Some parts of South Carolina join the movement

Re-opening Continues Across Densely Populated New York And New Jersey Areas Photo by Alexi Rosenfeld/Getty Images
Erin Perkins is the editor of Eater Carolinas, covering the food and restaurant scene across North and South Carolina.

Starting today, Friday, June 26, North Carolina residents must wear face masks when out in public to help control the spread of COVID-19. This requirement goes for both indoors and outdoors, when people are within 6 feet of non-household members. This includes, of course, in restaurants. Bars in North Carolina still aren’t allowed to open per Governor Roy Cooper’s reopening phase plan. Earlier this month, North Carolina Bar and Tavern Association (NCBATA) filed a lawsuit on behalf of 185 businesses for private bars to allow them to reopen, but that has not amounted to new legislation.

In South Carolina, it is up to city officials to determine if citizens are required to wear masks. Governor Henry McMaster has not made mask wearing mandatory, but cities like Clemson, Greenville, Columbia, and Charleston (effective July 1) have voted to require face masks when indoors or outdoors where it is not possible to social distance. Until recently, many restaurants across the state asked employees to wear personal protective equipment, but did not place any restrictions on diners.
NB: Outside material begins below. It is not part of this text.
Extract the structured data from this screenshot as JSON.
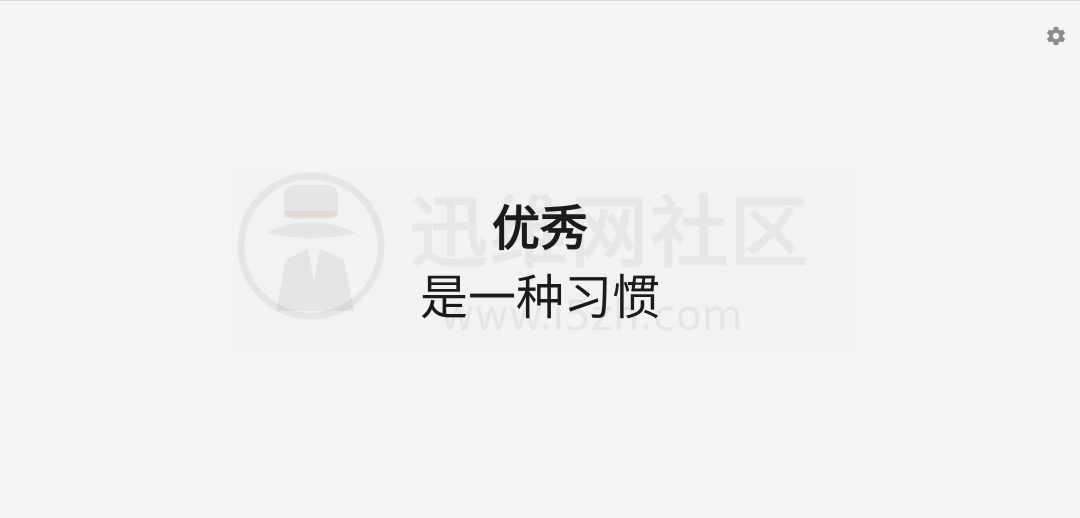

What Does NC’s Face Mask Order Mean? [N&O]
North Carolina Bars Sue Governor’s Office for Right to Reopen [ECAR]
Charleston Votes to Require Masks As County Leads SC in New Coronavirus Cases [P&C]